The Sudanese government regularly attacks the Nuba Mountains from the air, maiming and killing civilians with bombs unleashed from above. The situation has left many people there without access to food or water.
"The government is using food as a weapon of war," said Totten, who has spent decades studying genocide.
Journalists reported more than 450 bombs and rockets had been dropped on civilian targets in the Nuba Mountains in December alone, according to Totten.
While traveling over rough terrain in the Land Cruiser he rented, Totten had to scramble several times when Sudanese bombers roared overhead. He described running to locate rocks to hide behind or ditches to hunker down in when planes were spotted.
"Several of the encounters were particularly harrowing, and this was particularly true since they flew right over us and, in one case, circled around twice," he said.
Totten said he received $10,400 in donations for the food he would distribute. Those donations came from more than 50 people and ranged from $25 to $2,000. Friends, family members, colleagues and local community members pitched in.
"My mom, who doesn't like the idea, gave $100," Totten said.
He spent $9,500 on food for the Nuba people and is saving the rest for his next trip, tentatively set for April. He used $6,000 of his own money to pay for other expenses such as his air travel, rental of the Land Cruiser and food for his interpreter and driver.
The Omni Center for Peace, Justice and Ecology in Fayetteville organized a fundraiser for Totten's cause last year. Dick Bennett, a co-founder of the Omni Center, thought it was important to support Totten, even though he had concerns about Totten's safety.
"I think all of his friends said, 'Don't do it.' I was full of trepidation for him because it's so dangerous," Bennett said. "But he had to do it."
Art Hobson, a retired physics professor and Omni Center member, also helped organize the fundraiser that brought in several thousand dollars.
"It was enough to be really helpful to him. He really welcomed the help, and mostly I think he welcomed the moral support," Hobson said. "He's a one-man humanitarian mission. I thought Fayetteville ought to get behind his work."
The Rev. Lowell Grisham, rector at St. Paul's Episcopal Church in Fayetteville, said he got to know Totten through Totten's wife, Kathleen Barta, who is a church member. The church contributed money for Totten's trip as well.
He called Totten "one of the bravest, most wonderful people" he knows.
"He's reaching into one of the most threatened places in the world, bringing food and things for people's survival, people who are threatened with extinction," Grisham said. "And it's a place and people who are not getting too much attention from the rest of the world."
The Fayetteville Friends, a Quaker organization, also donated money.
Totten bought the food -- mostly sorghum, but also some sugar and cooking oil -- in South Sudan before transporting it into the mountains. He asked for salt, but could find none for sale.
Meanwhile, Totten said he ate very little. He went an entire five-day stretch without eating, but that didn't bother him; all he really craved was water, he said. Though he brought two dozen candy bars with him, he ate only one and gave the rest away.

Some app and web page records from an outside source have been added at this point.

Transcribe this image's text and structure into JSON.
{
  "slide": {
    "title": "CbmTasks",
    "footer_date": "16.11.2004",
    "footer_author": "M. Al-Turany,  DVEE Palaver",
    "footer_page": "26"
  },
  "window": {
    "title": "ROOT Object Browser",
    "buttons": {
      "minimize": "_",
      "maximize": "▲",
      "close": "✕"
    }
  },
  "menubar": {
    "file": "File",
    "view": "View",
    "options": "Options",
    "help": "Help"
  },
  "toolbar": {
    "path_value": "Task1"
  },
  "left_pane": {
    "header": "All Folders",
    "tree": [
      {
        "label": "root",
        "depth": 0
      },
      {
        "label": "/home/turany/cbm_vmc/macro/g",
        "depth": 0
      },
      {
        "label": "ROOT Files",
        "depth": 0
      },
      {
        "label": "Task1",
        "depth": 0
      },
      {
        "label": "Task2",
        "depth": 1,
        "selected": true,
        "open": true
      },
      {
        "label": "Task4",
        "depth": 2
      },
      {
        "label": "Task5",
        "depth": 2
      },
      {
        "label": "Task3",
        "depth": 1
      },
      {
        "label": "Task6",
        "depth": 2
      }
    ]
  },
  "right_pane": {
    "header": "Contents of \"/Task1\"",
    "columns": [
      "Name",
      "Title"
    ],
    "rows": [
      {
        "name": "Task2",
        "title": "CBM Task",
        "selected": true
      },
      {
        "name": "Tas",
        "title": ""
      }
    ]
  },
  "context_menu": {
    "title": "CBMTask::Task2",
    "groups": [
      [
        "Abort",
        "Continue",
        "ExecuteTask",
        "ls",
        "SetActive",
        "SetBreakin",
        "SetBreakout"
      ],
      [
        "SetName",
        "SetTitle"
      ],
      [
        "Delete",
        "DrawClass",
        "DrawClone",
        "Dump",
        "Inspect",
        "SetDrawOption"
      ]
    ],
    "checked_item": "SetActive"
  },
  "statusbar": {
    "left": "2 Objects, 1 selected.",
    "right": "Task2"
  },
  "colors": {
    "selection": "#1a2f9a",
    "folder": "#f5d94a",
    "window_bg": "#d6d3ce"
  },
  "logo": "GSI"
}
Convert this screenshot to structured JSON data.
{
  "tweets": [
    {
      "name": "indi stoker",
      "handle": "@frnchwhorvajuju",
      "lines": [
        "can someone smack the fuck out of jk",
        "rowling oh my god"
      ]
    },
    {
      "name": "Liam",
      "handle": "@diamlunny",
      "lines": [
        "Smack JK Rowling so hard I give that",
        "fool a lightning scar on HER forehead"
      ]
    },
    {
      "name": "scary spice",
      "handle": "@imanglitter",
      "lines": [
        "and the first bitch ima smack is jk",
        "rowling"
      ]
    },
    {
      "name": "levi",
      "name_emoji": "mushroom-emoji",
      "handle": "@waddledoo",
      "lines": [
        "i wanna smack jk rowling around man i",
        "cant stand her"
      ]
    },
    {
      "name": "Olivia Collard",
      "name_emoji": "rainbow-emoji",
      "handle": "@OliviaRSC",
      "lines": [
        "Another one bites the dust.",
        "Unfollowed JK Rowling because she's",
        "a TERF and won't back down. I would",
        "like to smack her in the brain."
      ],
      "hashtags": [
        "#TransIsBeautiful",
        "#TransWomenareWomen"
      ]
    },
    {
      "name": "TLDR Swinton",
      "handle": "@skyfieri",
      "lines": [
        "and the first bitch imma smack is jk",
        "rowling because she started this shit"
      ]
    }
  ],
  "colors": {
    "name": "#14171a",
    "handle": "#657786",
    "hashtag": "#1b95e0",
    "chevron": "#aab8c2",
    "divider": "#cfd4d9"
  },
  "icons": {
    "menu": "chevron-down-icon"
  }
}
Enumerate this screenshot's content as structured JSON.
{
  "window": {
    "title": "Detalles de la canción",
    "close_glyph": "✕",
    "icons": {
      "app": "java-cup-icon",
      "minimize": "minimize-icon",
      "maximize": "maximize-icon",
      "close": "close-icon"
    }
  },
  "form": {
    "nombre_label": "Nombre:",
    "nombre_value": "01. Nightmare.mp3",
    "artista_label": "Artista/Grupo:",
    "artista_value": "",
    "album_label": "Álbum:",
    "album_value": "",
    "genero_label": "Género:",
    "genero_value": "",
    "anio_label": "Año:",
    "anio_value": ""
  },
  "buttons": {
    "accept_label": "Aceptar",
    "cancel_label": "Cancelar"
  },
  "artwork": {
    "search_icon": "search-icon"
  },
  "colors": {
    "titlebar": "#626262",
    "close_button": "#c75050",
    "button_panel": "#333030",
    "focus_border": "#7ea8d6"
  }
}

Nobody knows exactly how many people live in the Nuba Mountains, but estimates put the population at around 1 million, Totten said. They are scattered across villages of various sizes. Some live in caves.
Activists have called on the United States and United Nations to establish a humanitarian corridor to transport food and medical supplies to the Nuba people, but nothing like that has been done, Totten said.

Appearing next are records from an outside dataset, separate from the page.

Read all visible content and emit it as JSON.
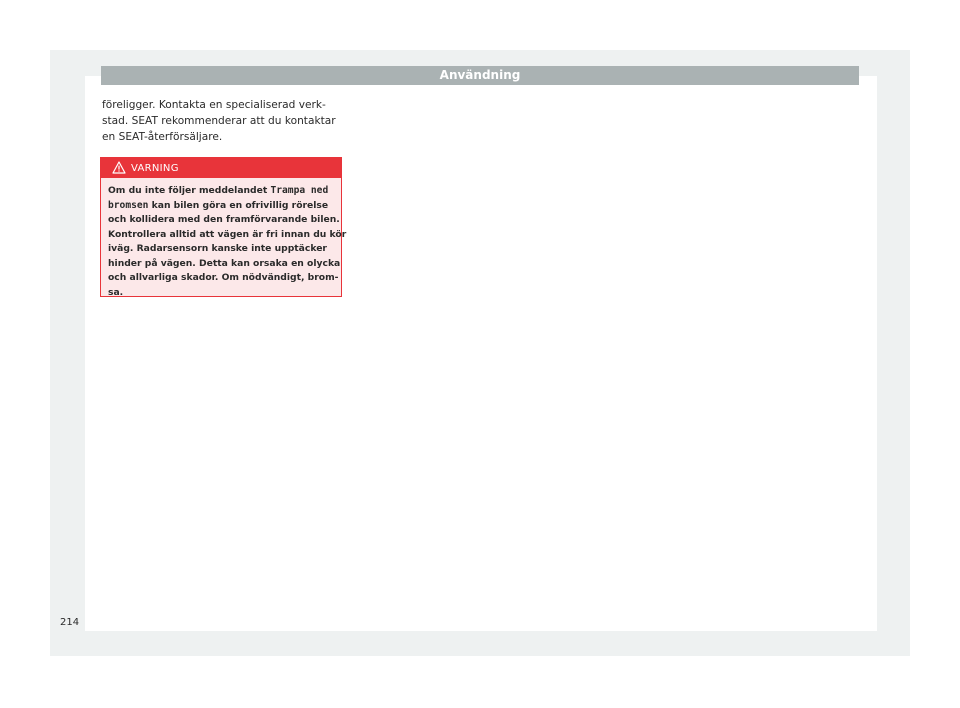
{
  "header": {
    "title": "Användning"
  },
  "body": {
    "lines": [
      "föreligger. Kontakta en specialiserad verk-",
      "stad. SEAT rekommenderar att du kontaktar",
      "en SEAT-återförsäljare."
    ]
  },
  "warning": {
    "icon": "warning-triangle-icon",
    "label": "VARNING",
    "line1_before": "Om du inte följer meddelandet ",
    "code_part1": "Trampa ned",
    "code_part2": "bromsen",
    "line2_after": " kan bilen göra en ofrivillig rörelse",
    "lines": [
      "och kollidera med den framförvarande bilen.",
      "Kontrollera alltid att vägen är fri innan du kör",
      "iväg. Radarsensorn kanske inte upptäcker",
      "hinder på vägen. Detta kan orsaka en olycka",
      "och allvarliga skador. Om nödvändigt, brom-",
      "sa."
    ]
  },
  "page_number": "214",
  "colors": {
    "header_bg": "#aab2b3",
    "warning_red": "#e8343a",
    "warning_bg": "#fce8e9",
    "outer_bg": "#eef1f1"
  }
}
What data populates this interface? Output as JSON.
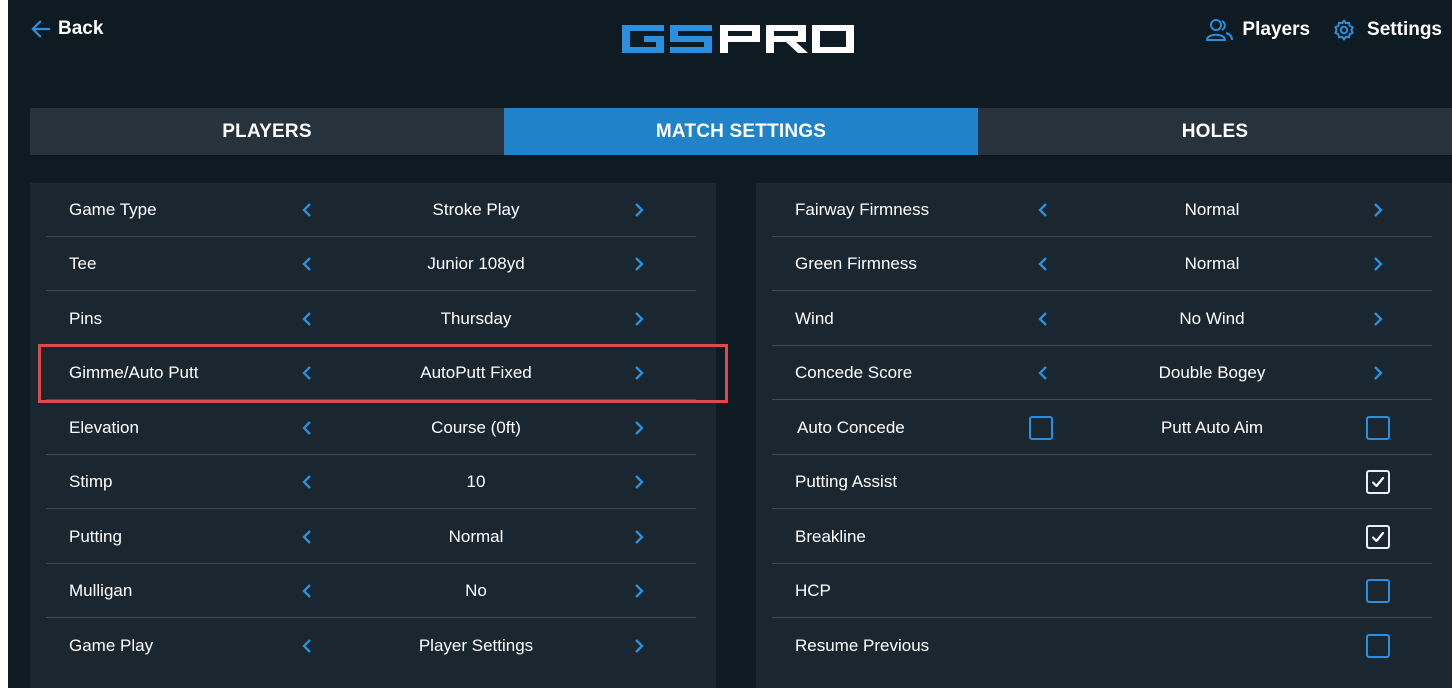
{
  "header": {
    "back_label": "Back",
    "logo_text": "GSPRO",
    "players_label": "Players",
    "settings_label": "Settings"
  },
  "tabs": [
    {
      "label": "PLAYERS",
      "active": false
    },
    {
      "label": "MATCH SETTINGS",
      "active": true
    },
    {
      "label": "HOLES",
      "active": false
    }
  ],
  "left_settings": [
    {
      "label": "Game Type",
      "value": "Stroke Play"
    },
    {
      "label": "Tee",
      "value": "Junior 108yd"
    },
    {
      "label": "Pins",
      "value": "Thursday"
    },
    {
      "label": "Gimme/Auto Putt",
      "value": "AutoPutt Fixed",
      "highlighted": true
    },
    {
      "label": "Elevation",
      "value": "Course (0ft)"
    },
    {
      "label": "Stimp",
      "value": "10"
    },
    {
      "label": "Putting",
      "value": "Normal"
    },
    {
      "label": "Mulligan",
      "value": "No"
    },
    {
      "label": "Game Play",
      "value": "Player Settings"
    }
  ],
  "right_settings": {
    "selectors": [
      {
        "label": "Fairway Firmness",
        "value": "Normal"
      },
      {
        "label": "Green Firmness",
        "value": "Normal"
      },
      {
        "label": "Wind",
        "value": "No Wind"
      },
      {
        "label": "Concede Score",
        "value": "Double Bogey"
      }
    ],
    "auto_concede": {
      "label": "Auto Concede",
      "checked": false
    },
    "putt_auto_aim": {
      "label": "Putt Auto Aim",
      "checked": false
    },
    "checkboxes": [
      {
        "label": "Putting Assist",
        "checked": true
      },
      {
        "label": "Breakline",
        "checked": true
      },
      {
        "label": "HCP",
        "checked": false
      },
      {
        "label": "Resume Previous",
        "checked": false
      }
    ]
  },
  "colors": {
    "background": "#0f1b23",
    "panel": "#1b2730",
    "tab_inactive": "#26333d",
    "tab_active": "#2082c9",
    "accent": "#2a8fdc",
    "highlight": "#e0494b"
  },
  "icons": {
    "back": "arrow-left-icon",
    "players": "users-icon",
    "settings": "gear-icon",
    "prev": "chevron-left-icon",
    "next": "chevron-right-icon",
    "check": "checkmark-icon"
  }
}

There are those who think Totten is "an absolute fool" for volunteering to put himself in harm's way, he said. But he hates the thought of doing nothing.
Ever since the Holocaust, he said, many have decried those within Germany who stood by and did nothing. Totten said the concept of "bystander" can be extended outside the country where atrocities are being committed.
"I'll be damned if I'm going to be a bystander," he said.
Dave Perozek can be reached at [email protected] or on Twitter @NWADaveP.
NW News on 02/09/2015